We walked round to the "Kaderi the Kurila Tekke" (a 'tekke' being the Albanian word for the place where members of the Sufi order meet) but really wished we'd visited on a Friday afternoon as this is the only day where there is a public 'ziker' - better known to most people as the ceremony of the 'whirling dervishes', the name given to the devotional dance performed by Sufis (visitors to Istanbul may have attended a ziker). There are three tekkes in Prizren and like the others, this one has a small exhibition in which the traditional robes and ceremonial weapons are displayed.
Passing through an old residential district, we started to make our way to the "kale" or fortress, just a ruin these days but worth the hike (the path climbs a steep 500metres) as you will be rewarded with tremendous views over the town in one direction and over the Pashtrik mountain, and beyond it Albania, in the other. Sadly on the way up to the ruins you have to pass a number of ruined houses that formerly belonged to Serbs who were driven out of the city in 1999 when Albanians returned after the 1998/9 war; also on the way up, a handsome Orthodox church which looked to be in the process of restoration, inaccessible due to some serious metal fencing and many hefty padlocks.
On a hot September day we plodded up the stone steps, pausing now and then to watch tiny lizards basking in the sun, and to take in the constantly changing view. At the top we were grateful for a tap which had been installed for the workmen who were busying bolstering the crumbling fortifications. Without the advantage of a local historian a hike to the summit is really just about the views. There are plenty of hidden corners to explore but I would advise caution as many of them have been utilised as public conveniences, perhaps by walkers, perhaps by courting couples. It's though that there has been a fortress of in some form on this location since the 6th century. The heyday of the fortress was the Ottoman period when a whole town existed within its walls and military used the site as recently as 1912; sadly, today there is only rubble and a few minor stone walls.
It's perfectly possible to get a flavour of Prizren in a day, or even a half day if you don't stop at any museums, but there are a number of interesting sites outside of the city that I would aim to see if I visited again (fairly likely when I go to Macedonia as the Macedonian capital, Skopje is just an hour away). Cafe culture is an important part of Prizren life so you should leave enough time to sample the delights of at least a couple. While its possible to enjoy a beer, and many of the cafes that line the riverbank become very lively after dark, you may feel self conscious if you do because almost everyone else is drinking coffee; the staff won't bat an eye if you order a Peja (the main beer of Kosovo) but you'll likely notice you're the only one drinking beer (contrast that with neighbouring Serbia where a beer is de rigueur at any time of the day or night).

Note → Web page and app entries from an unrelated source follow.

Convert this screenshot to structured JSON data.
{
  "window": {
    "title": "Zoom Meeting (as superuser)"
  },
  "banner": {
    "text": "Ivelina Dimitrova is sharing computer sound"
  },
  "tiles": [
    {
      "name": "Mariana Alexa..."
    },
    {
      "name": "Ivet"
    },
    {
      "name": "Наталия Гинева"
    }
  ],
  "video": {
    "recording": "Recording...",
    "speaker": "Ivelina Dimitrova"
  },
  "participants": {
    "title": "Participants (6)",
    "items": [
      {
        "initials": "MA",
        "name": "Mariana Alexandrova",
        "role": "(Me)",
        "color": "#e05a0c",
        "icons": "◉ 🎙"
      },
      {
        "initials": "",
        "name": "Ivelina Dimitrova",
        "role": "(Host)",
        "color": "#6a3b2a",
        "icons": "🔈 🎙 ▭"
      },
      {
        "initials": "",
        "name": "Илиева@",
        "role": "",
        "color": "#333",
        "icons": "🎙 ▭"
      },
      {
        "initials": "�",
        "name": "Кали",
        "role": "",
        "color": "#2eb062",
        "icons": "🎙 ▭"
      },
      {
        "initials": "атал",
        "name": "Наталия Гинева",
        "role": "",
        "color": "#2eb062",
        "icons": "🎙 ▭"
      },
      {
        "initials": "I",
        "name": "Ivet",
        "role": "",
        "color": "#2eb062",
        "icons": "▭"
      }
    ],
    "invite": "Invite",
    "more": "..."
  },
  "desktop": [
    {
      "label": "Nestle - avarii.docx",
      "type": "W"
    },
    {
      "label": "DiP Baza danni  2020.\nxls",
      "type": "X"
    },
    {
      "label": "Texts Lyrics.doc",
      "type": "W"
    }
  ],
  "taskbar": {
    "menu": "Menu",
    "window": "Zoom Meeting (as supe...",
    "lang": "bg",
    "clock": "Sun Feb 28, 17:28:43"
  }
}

If you do decide to spend longer in Prizren (and after any time in soulless Prishtina I would expect that many backpackers at least would find Prizren a lazy, laidback delight) there is a limited range of accommodation available in the centre but more options if you are prepared to stay slightly out of town where there are many brand new hotels where interior designers have excelled themselves in putting together the most lavish displays of kitsch. There are plenty of places in Prizren to eat out but the majority serve local cuisine, unlike those in Prishtina which offer a wider range of international cuisines. Vegetarians will not starve but will find their options more limited as this is meat country and the Albanian 'qebaptore' (literally a place serving kebabs) are ubiquitous. In summer fish eaters should head to "Mullini i Pintollit", a reconstructed watermill in the quaint Marash district where they serve excellent trout. If you're only staying a short time in Prizren you should make a point of sampling one of the local sweet delicacies. You may well be familiar with baklava which is also found in Turkey and other Middle Eastern countries, but there are other local sweets such as 'ekler' (I'm guessing the name is derived from 'eclair') which are stuffed with rich vanilla cream, and 'revani' which is a delicious moist cake made using sugar water. The "Royal Arabian" which overlooks the river is my pick of the pastry shops.
If you like Ottoman towns (and I love them!) and happen to be in Kosovo, then you must make time to see Prizren. It would be a terrible shame to visit Kosovo and only see Prishtina, as is the case for many business people (and for those people I would advise extending your stay in order to see somewhere considerably more "Kosovan" and scenic). There may not be a heck of a lot in terms of "attractions" but the pace of life and the charming buildings make Prizren a welcome change from Prishtina. One of my biggest thrills was to see elderly men wearing the "plis", a traditional hat - it's made only of white felt and is a slightly conical (bit with a rounded peak) brimless hat - that you'll only see being worn in Albania and Kosovo. If you ask someone who speaks English they'll direct you to one of a couple of small workshops where these hats are still handmade today. The plis used to be known as the "liberty hat" because those Albanians who wore it refused to be subjugated in slavery and seeing people wearing them still today is a reminder of the struggle for Kosovan independence. Prishtina may be the gleaming international face of Kosovo but to see what the country is really like you do need to see somewhere like Prizren.
Granted it's not the easiest place to get to but a trip to Prizren is essential for anyone spending time in this part of the Balkans.